Left, Right and Left Again: Protecting Your Pedestrian Children and Teens


“Look both ways before crossing” is as common as hearing “Be sure your shoes are tied.”  However, the more we hear things, the less likely we consider their importance, especially if we are a kid or teen.  That’s why it’s incredibly important for adults to teach kids and teens about being an aware pedestrian.  Awareness is especially important in the modern age of incessant texting and looking down at smartphones.  Of course, it’s not only pedestrians that are preoccupied; drivers also text and talk when they should have eyes on the road.

Troubling Facts

Based on 2013 statistics:

  • 4,735 pedestrians were killed in crashes
  • A pedestrian is killed every 2 hours
  • A pedestrian is injured every 8 minutes
  • A pedestrian death accounted for 14% of motor vehicle crashes
  • 26% of fatalities occur between 6 and 9 pm
  • Alcohol (consumed by the pedestrian, driver, or both) were involved in almost half of all fatalities

Be Extra Careful at Night

According to the NHTSA, 32 percent of pedestrian fatalities occur between 8 pm and midnight.  Visibility is less reliable at nightfall, and drivers can have a hard time seeing small children and teens.  Driver vision is especially limited during rain, snow, sleet, and other inclement weather conditions.  However, this doesn’t mean teens won’t walk at night with friends, but they do have to take added precaution.

Tell them to wear light colored or reflective clothing, stay in well-lit areas,  and not try to cross in the middle of the road or places that are not designated crossing areas.  Furthermore, teach them to make eye contact with drivers.  Tell them to be especially wary of trucks since it’s harder for drivers to see from higher up or from behind.  If a loved one is injured by a truck, don’t hesitate to explore legal options at Craig, Kelley, & Faultless LLC.

Avoid Distractions

Teens and children need to stay alert when jogging or walking alongside the road.  Joggers and fast walkers sometimes listen to music while exercising, but this limits awareness and the sense of hearing.  Aside from wearing headphones, distractions are abundant, especially in the age of smartphones and apps.  Though it’s tempting for teens and kids to talk or text while walking, it’s more important for them to keep eyes on the road and listen for oncoming traffic.

Follow Rules

Teens and young kids like to bend rules or sometimes defy them.  However, it’s not about being an independent thinker when it comes to traffic rules; it’s about being safe and following traffic laws.
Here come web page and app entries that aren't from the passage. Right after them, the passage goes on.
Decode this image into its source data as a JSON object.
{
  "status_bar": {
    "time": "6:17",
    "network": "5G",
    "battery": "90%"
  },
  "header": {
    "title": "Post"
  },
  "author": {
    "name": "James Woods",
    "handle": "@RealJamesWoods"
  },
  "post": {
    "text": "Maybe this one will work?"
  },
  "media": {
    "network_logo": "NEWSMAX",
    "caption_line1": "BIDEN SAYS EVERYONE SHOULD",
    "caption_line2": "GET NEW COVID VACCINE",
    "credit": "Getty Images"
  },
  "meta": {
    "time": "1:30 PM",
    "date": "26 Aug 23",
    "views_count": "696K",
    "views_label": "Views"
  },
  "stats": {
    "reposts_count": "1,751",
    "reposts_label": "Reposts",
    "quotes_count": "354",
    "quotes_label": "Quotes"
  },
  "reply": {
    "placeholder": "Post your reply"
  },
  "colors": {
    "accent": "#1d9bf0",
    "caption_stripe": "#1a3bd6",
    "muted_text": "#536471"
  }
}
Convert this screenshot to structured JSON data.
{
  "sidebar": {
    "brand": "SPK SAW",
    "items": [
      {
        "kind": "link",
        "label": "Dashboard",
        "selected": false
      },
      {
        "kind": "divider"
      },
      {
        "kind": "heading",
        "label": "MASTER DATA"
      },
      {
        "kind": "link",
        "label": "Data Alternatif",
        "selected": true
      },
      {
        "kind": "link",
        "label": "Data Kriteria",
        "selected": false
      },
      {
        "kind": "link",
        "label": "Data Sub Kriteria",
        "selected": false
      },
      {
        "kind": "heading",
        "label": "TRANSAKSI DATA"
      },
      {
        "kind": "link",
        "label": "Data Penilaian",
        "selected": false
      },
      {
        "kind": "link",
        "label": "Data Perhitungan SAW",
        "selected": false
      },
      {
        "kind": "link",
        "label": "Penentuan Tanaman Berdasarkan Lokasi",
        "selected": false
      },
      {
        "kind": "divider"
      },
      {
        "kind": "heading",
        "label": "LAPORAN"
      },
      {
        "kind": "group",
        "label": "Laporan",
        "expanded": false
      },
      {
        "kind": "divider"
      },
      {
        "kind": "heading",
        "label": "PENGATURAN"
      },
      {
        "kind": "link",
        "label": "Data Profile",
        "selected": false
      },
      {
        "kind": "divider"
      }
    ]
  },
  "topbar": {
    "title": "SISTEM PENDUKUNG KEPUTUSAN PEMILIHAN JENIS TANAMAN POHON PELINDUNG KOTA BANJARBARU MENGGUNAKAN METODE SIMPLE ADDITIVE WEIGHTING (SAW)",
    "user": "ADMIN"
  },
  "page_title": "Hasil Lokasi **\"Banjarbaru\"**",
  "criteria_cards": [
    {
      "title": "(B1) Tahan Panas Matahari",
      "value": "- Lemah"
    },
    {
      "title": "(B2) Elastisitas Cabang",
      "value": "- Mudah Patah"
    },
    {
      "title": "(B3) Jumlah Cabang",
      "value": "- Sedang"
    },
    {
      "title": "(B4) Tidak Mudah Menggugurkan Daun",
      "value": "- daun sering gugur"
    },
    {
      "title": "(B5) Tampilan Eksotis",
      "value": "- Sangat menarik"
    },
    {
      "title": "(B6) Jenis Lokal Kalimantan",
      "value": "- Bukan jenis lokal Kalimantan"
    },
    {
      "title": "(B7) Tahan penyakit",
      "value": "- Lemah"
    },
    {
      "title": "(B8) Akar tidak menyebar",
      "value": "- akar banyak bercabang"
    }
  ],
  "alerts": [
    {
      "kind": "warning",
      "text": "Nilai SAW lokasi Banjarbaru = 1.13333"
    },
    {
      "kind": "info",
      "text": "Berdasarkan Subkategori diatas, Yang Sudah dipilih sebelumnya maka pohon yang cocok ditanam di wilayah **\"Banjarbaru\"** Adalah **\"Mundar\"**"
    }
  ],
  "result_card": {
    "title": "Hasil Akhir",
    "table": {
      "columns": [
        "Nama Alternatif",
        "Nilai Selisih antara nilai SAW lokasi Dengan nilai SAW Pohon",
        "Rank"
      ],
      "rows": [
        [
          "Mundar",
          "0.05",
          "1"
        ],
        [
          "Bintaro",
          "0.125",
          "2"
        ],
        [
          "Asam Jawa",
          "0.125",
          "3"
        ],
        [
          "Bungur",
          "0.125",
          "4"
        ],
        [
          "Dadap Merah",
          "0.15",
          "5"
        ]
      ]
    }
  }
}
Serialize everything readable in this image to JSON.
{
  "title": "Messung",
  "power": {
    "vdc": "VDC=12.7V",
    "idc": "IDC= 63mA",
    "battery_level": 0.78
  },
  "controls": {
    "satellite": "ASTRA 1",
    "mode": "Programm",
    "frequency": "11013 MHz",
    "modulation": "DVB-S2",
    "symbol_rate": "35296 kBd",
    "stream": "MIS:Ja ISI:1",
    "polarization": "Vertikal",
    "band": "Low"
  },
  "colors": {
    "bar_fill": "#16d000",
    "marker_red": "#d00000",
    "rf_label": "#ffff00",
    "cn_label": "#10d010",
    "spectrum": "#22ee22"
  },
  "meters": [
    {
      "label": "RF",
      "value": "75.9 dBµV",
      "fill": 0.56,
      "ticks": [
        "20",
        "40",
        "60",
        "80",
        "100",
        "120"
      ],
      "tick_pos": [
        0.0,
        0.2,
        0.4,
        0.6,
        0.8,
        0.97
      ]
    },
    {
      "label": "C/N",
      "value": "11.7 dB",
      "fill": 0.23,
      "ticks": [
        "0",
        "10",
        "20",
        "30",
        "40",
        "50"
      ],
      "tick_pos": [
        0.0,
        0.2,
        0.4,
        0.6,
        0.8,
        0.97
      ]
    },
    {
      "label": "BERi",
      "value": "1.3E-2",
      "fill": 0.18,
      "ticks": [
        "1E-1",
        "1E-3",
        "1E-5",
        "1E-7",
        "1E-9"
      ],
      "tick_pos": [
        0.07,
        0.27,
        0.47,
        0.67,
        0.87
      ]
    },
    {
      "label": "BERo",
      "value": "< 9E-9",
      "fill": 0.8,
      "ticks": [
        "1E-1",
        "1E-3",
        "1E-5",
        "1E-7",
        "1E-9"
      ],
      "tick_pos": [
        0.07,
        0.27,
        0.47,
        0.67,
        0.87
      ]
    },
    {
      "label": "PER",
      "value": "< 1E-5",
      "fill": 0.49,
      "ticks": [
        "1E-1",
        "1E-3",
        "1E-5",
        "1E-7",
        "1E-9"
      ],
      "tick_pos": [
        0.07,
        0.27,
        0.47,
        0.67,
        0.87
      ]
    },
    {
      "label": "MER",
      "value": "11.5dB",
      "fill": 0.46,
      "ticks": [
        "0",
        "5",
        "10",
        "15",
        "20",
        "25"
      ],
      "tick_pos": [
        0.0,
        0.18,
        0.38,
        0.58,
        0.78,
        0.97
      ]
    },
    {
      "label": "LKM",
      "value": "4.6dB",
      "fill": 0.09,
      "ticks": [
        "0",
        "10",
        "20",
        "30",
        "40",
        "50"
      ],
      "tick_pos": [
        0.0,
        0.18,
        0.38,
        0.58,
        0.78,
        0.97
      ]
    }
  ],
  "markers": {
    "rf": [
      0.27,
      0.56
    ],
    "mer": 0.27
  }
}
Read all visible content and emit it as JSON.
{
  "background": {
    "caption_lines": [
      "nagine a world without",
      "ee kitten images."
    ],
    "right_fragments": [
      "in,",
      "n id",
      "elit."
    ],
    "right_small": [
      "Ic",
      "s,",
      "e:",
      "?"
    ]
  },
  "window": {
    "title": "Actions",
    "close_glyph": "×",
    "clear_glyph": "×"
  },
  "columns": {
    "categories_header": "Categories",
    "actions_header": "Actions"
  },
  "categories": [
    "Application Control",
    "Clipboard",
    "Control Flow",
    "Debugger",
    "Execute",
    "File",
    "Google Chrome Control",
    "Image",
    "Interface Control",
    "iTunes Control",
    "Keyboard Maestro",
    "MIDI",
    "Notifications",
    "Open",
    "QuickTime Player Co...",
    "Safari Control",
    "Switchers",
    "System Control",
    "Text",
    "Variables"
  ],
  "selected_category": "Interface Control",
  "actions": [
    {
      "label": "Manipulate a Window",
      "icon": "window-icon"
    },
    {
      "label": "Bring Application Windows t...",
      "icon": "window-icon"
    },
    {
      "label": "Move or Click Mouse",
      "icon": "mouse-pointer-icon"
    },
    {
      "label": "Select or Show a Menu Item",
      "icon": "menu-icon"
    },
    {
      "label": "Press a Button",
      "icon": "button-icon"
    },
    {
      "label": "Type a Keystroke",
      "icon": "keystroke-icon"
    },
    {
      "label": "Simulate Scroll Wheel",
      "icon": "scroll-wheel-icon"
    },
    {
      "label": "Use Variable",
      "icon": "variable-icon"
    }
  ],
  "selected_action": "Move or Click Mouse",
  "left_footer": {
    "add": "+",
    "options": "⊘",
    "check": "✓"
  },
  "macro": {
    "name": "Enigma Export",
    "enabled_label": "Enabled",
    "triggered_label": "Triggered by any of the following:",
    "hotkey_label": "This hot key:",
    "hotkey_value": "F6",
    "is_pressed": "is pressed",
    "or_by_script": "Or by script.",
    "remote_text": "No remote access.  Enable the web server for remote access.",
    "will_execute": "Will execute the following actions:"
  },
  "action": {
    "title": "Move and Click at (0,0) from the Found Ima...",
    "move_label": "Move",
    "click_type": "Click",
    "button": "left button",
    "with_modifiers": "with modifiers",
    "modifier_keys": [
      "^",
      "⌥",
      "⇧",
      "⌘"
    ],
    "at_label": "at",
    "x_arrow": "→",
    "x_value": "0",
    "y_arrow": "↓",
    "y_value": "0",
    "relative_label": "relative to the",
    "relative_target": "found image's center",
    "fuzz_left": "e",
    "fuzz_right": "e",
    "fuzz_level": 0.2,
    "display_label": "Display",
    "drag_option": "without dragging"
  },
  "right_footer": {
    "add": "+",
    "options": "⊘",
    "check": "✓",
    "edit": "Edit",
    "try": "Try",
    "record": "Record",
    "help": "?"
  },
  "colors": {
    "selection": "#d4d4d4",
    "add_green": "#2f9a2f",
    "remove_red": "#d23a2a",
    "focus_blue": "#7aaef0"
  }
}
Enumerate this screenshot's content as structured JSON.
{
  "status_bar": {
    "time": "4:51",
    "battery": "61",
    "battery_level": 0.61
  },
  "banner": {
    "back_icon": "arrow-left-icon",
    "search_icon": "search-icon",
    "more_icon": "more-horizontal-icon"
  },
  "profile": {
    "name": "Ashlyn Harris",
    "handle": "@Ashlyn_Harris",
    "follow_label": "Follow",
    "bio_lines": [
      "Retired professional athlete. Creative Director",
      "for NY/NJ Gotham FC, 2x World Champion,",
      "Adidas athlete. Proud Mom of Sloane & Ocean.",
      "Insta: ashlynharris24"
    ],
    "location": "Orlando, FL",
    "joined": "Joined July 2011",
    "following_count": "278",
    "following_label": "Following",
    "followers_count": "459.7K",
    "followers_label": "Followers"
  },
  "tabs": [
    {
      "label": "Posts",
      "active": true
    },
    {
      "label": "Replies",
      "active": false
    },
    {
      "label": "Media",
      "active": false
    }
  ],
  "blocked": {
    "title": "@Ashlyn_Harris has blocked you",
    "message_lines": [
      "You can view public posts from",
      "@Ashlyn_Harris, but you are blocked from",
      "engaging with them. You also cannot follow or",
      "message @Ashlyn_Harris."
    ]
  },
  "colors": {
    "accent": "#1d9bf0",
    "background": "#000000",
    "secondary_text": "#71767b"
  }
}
Remind your teen that doing so is a mark of maturity.   This is especially true of older brothers and sisters who need to watch out for impressionable younger siblings.  Moreover, rather than be influenced by peer pressure, teach your teen to be a leader and follow the rules of the road regardless of whether their peers think it’s uncool.

Walk in Packs

Kids should never be out on the streets alone.  Be sure they get in the habit of walking in a group.  A pack is easily seen by approaching motorists.  This is especially helpful at night.

Georgia Lawrence is a Mom of 2 kids under 5 and also has a step-family of teen kids. Georgia also enjoys writing and blogging and mostly writes about family, kids and parenting issues.

Similar Posts:

Similar Posts

Leave a Reply

Your email address will not be published. Required fields are marked *

This site uses Akismet to reduce spam. Learn how your comment data is processed.